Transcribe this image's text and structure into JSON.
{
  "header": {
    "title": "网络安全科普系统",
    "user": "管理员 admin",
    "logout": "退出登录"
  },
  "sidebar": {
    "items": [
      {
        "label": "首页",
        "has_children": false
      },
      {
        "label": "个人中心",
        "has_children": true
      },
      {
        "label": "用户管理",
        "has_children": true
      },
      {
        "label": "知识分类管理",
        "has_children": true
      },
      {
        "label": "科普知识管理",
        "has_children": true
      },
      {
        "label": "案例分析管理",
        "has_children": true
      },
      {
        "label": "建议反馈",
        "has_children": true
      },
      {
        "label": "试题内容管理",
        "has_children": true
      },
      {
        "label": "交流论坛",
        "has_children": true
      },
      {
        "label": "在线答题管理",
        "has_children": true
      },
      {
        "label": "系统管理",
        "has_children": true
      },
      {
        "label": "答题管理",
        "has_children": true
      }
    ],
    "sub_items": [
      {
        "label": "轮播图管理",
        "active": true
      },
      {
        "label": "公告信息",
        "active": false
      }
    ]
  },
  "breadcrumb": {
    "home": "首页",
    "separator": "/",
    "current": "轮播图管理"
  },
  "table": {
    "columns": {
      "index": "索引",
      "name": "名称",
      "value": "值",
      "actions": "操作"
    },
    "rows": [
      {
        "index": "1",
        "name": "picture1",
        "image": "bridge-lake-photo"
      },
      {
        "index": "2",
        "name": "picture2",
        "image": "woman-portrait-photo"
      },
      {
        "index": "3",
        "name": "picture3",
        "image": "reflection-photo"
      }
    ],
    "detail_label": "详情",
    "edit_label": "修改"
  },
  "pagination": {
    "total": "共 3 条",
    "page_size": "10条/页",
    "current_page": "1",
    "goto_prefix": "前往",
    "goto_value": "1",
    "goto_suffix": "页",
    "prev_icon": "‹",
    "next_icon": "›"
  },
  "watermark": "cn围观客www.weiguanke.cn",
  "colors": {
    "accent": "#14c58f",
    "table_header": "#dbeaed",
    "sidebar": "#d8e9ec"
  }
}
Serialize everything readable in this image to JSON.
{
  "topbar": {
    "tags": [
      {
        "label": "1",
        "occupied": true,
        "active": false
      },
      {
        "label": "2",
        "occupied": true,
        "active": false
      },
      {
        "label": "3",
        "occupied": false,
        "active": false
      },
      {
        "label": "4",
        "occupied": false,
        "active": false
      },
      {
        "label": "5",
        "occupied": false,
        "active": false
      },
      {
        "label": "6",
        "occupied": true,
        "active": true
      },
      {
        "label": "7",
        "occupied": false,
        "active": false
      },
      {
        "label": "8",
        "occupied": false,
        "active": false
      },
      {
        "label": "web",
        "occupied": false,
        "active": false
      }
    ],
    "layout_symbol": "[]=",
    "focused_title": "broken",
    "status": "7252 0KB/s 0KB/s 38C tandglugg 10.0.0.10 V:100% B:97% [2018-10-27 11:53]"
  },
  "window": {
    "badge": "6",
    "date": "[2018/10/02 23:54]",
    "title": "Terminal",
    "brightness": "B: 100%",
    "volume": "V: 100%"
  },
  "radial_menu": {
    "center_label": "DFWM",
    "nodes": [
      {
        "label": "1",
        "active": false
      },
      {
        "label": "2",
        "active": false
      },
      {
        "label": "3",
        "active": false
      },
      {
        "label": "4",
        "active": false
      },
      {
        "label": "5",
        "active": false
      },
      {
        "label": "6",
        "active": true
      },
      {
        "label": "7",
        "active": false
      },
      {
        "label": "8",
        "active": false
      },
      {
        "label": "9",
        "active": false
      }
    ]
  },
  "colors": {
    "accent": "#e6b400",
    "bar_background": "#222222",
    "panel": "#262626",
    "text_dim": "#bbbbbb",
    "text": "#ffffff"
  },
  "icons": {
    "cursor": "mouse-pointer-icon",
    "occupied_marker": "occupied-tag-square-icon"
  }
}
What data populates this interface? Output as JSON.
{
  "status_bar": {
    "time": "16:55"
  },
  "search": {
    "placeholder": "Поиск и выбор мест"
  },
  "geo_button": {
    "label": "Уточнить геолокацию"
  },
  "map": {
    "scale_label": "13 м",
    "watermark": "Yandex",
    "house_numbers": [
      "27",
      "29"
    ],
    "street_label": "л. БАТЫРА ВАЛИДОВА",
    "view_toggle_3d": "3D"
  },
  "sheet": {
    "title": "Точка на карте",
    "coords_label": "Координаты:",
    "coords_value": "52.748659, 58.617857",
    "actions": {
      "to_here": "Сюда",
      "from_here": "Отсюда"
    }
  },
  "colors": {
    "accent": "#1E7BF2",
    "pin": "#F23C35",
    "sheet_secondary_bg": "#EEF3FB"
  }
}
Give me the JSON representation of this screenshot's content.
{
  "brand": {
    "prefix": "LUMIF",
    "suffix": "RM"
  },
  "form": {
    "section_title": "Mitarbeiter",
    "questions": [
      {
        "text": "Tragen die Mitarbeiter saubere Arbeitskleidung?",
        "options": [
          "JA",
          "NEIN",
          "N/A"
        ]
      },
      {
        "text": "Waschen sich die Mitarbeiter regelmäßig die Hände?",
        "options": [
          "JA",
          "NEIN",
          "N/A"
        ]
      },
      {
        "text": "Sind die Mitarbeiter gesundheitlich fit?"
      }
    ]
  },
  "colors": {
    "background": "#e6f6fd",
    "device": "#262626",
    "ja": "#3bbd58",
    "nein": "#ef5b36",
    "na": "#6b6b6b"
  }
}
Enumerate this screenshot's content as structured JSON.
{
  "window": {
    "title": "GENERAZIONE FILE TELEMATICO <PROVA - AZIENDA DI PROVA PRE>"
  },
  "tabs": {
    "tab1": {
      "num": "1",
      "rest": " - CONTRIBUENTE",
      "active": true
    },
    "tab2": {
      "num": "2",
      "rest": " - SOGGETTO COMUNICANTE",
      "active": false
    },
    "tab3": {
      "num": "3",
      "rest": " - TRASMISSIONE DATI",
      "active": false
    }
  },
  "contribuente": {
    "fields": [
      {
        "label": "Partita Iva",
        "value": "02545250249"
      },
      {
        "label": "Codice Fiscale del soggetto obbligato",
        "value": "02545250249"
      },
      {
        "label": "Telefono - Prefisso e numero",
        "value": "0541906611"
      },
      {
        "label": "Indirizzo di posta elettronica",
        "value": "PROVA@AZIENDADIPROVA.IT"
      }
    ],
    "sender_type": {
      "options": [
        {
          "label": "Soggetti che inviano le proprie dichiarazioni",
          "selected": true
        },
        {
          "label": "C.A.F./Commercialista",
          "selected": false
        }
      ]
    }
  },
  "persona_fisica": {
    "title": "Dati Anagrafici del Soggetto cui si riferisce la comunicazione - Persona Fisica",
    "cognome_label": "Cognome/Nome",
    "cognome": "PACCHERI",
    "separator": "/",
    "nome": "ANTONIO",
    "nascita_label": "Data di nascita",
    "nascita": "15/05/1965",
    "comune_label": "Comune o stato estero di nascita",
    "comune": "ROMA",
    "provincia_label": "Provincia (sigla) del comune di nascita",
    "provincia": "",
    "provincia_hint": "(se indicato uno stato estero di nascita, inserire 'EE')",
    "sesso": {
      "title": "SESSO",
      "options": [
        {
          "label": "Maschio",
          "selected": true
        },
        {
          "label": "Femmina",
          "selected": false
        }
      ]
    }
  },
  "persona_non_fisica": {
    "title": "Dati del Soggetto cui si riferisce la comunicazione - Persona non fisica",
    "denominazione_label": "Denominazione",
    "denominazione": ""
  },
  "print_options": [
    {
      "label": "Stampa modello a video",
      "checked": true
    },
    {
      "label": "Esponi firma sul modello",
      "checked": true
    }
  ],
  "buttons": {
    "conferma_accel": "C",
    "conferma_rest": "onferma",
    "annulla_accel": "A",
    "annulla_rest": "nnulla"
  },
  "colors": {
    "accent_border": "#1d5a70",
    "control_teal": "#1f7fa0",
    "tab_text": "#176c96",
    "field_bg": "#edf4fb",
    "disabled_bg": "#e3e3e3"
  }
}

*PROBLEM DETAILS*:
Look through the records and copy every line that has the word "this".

*RESPONSE TO THE TASK*:
Transcribe this image's text and structure into JSON.
Serialize everything readable in this image to JSON.
What data populates this interface? Output as JSON.
Give me the JSON representation of this screenshot's content.
Enumerate this screenshot's content as structured JSON.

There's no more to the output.